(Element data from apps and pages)
┌────────

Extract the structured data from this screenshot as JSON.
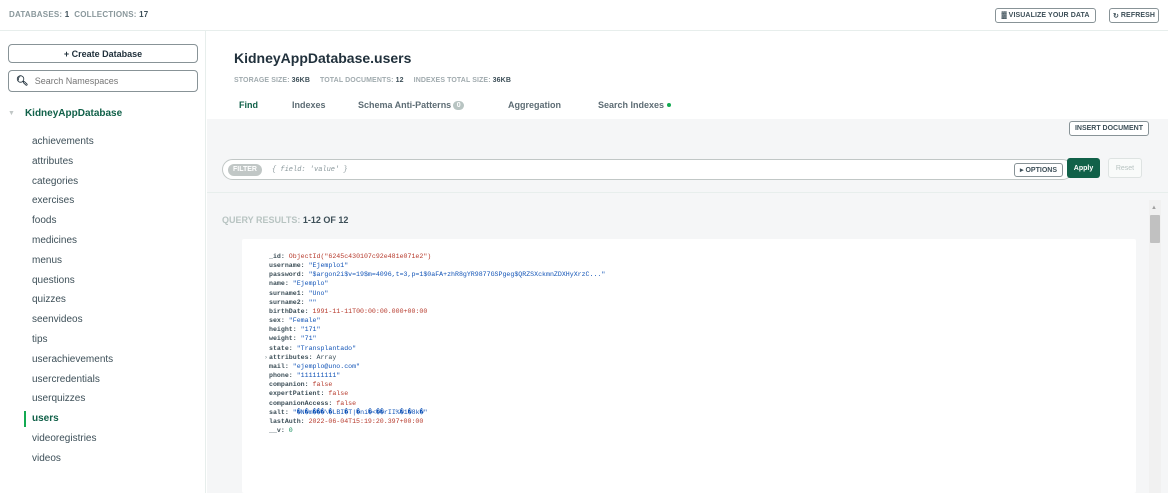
{
  "topbar": {
    "databases_label": "DATABASES:",
    "databases_count": "1",
    "collections_label": "COLLECTIONS:",
    "collections_count": "17",
    "visualize_label": "VISUALIZE YOUR DATA",
    "visualize_icon": "bar-chart-icon",
    "refresh_label": "REFRESH",
    "refresh_icon": "refresh-icon"
  },
  "sidebar": {
    "create_db_label": "+ Create Database",
    "search_placeholder": "Search Namespaces",
    "database": "KidneyAppDatabase",
    "collections": [
      "achievements",
      "attributes",
      "categories",
      "exercises",
      "foods",
      "medicines",
      "menus",
      "questions",
      "quizzes",
      "seenvideos",
      "tips",
      "userachievements",
      "usercredentials",
      "userquizzes",
      "users",
      "videoregistries",
      "videos"
    ],
    "active_collection": "users"
  },
  "header": {
    "title": "KidneyAppDatabase.users",
    "storage_label": "STORAGE SIZE:",
    "storage_value": "36KB",
    "docs_label": "TOTAL DOCUMENTS:",
    "docs_value": "12",
    "indexes_label": "INDEXES TOTAL SIZE:",
    "indexes_value": "36KB",
    "tabs": [
      {
        "label": "Find"
      },
      {
        "label": "Indexes"
      },
      {
        "label": "Schema Anti-Patterns",
        "badge": "0"
      },
      {
        "label": "Aggregation"
      },
      {
        "label": "Search Indexes"
      }
    ]
  },
  "query": {
    "insert_label": "INSERT DOCUMENT",
    "filter_pill": "FILTER",
    "filter_placeholder": "{ field: 'value' }",
    "options_label": "▸ OPTIONS",
    "apply_label": "Apply",
    "reset_label": "Reset",
    "results_prefix": "QUERY RESULTS:",
    "results_range": "1-12 OF 12"
  },
  "document": [
    {
      "key": "_id",
      "value": "ObjectId(\"6245c430107c92e481e071e2\")",
      "type": "oid"
    },
    {
      "key": "username",
      "value": "\"Ejemplo1\"",
      "type": "str"
    },
    {
      "key": "password",
      "value": "\"$argon2i$v=19$m=4096,t=3,p=1$0aFA+zhR8gYR9877GSPgeg$QRZSXckmnZDXHyXrzC...\"",
      "type": "str"
    },
    {
      "key": "name",
      "value": "\"Ejemplo\"",
      "type": "str"
    },
    {
      "key": "surname1",
      "value": "\"Uno\"",
      "type": "str"
    },
    {
      "key": "surname2",
      "value": "\"\"",
      "type": "str"
    },
    {
      "key": "birthDate",
      "value": "1991-11-11T00:00:00.000+00:00",
      "type": "date"
    },
    {
      "key": "sex",
      "value": "\"Female\"",
      "type": "str"
    },
    {
      "key": "height",
      "value": "\"171\"",
      "type": "str"
    },
    {
      "key": "weight",
      "value": "\"71\"",
      "type": "str"
    },
    {
      "key": "state",
      "value": "\"Transplantado\"",
      "type": "str"
    },
    {
      "key": "attributes",
      "value": "Array",
      "type": "arr",
      "expandable": true
    },
    {
      "key": "mail",
      "value": "\"ejemplo@uno.com\"",
      "type": "str"
    },
    {
      "key": "phone",
      "value": "\"111111111\"",
      "type": "str"
    },
    {
      "key": "companion",
      "value": "false",
      "type": "bool"
    },
    {
      "key": "expertPatient",
      "value": "false",
      "type": "bool"
    },
    {
      "key": "companionAccess",
      "value": "false",
      "type": "bool"
    },
    {
      "key": "salt",
      "value": "\"�N�m���\\�LBI�T|�ni�<��rII%�1�8k�\"",
      "type": "str"
    },
    {
      "key": "lastAuth",
      "value": "2022-06-04T15:19:20.397+00:00",
      "type": "date"
    },
    {
      "key": "__v",
      "value": "0",
      "type": "num"
    }
  ],
  "colors": {
    "accent_green": "#116149",
    "active_bar": "#13aa52",
    "string_value": "#1254b7",
    "special_value": "#b63a2c"
  }
}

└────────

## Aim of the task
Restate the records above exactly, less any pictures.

## Answer to this task
Extract the structured data from this screenshot as JSON.
{
  "topbar": {
    "databases_label": "DATABASES:",
    "databases_count": "1",
    "collections_label": "COLLECTIONS:",
    "collections_count": "17",
    "visualize_label": "VISUALIZE YOUR DATA",
    "visualize_icon": "bar-chart-icon",
    "refresh_label": "REFRESH",
    "refresh_icon": "refresh-icon"
  },
  "sidebar": {
    "create_db_label": "+ Create Database",
    "search_placeholder": "Search Namespaces",
    "database": "KidneyAppDatabase",
    "collections": [
      "achievements",
      "attributes",
      "categories",
      "exercises",
      "foods",
      "medicines",
      "menus",
      "questions",
      "quizzes",
      "seenvideos",
      "tips",
      "userachievements",
      "usercredentials",
      "userquizzes",
      "users",
      "videoregistries",
      "videos"
    ],
    "active_collection": "users"
  },
  "header": {
    "title": "KidneyAppDatabase.users",
    "storage_label": "STORAGE SIZE:",
    "storage_value": "36KB",
    "docs_label": "TOTAL DOCUMENTS:",
    "docs_value": "12",
    "indexes_label": "INDEXES TOTAL SIZE:",
    "indexes_value": "36KB",
    "tabs": [
      {
        "label": "Find"
      },
      {
        "label": "Indexes"
      },
      {
        "label": "Schema Anti-Patterns",
        "badge": "0"
      },
      {
        "label": "Aggregation"
      },
      {
        "label": "Search Indexes"
      }
    ]
  },
  "query": {
    "insert_label": "INSERT DOCUMENT",
    "filter_pill": "FILTER",
    "filter_placeholder": "{ field: 'value' }",
    "options_label": "▸ OPTIONS",
    "apply_label": "Apply",
    "reset_label": "Reset",
    "results_prefix": "QUERY RESULTS:",
    "results_range": "1-12 OF 12"
  },
  "document": [
    {
      "key": "_id",
      "value": "ObjectId(\"6245c430107c92e481e071e2\")",
      "type": "oid"
    },
    {
      "key": "username",
      "value": "\"Ejemplo1\"",
      "type": "str"
    },
    {
      "key": "password",
      "value": "\"$argon2i$v=19$m=4096,t=3,p=1$0aFA+zhR8gYR9877GSPgeg$QRZSXckmnZDXHyXrzC...\"",
      "type": "str"
    },
    {
      "key": "name",
      "value": "\"Ejemplo\"",
      "type": "str"
    },
    {
      "key": "surname1",
      "value": "\"Uno\"",
      "type": "str"
    },
    {
      "key": "surname2",
      "value": "\"\"",
      "type": "str"
    },
    {
      "key": "birthDate",
      "value": "1991-11-11T00:00:00.000+00:00",
      "type": "date"
    },
    {
      "key": "sex",
      "value": "\"Female\"",
      "type": "str"
    },
    {
      "key": "height",
      "value": "\"171\"",
      "type": "str"
    },
    {
      "key": "weight",
      "value": "\"71\"",
      "type": "str"
    },
    {
      "key": "state",
      "value": "\"Transplantado\"",
      "type": "str"
    },
    {
      "key": "attributes",
      "value": "Array",
      "type": "arr",
      "expandable": true
    },
    {
      "key": "mail",
      "value": "\"ejemplo@uno.com\"",
      "type": "str"
    },
    {
      "key": "phone",
      "value": "\"111111111\"",
      "type": "str"
    },
    {
      "key": "companion",
      "value": "false",
      "type": "bool"
    },
    {
      "key": "expertPatient",
      "value": "false",
      "type": "bool"
    },
    {
      "key": "companionAccess",
      "value": "false",
      "type": "bool"
    },
    {
      "key": "salt",
      "value": "\"�N�m���\\�LBI�T|�ni�<��rII%�1�8k�\"",
      "type": "str"
    },
    {
      "key": "lastAuth",
      "value": "2022-06-04T15:19:20.397+00:00",
      "type": "date"
    },
    {
      "key": "__v",
      "value": "0",
      "type": "num"
    }
  ],
  "colors": {
    "accent_green": "#116149",
    "active_bar": "#13aa52",
    "string_value": "#1254b7",
    "special_value": "#b63a2c"
  }
}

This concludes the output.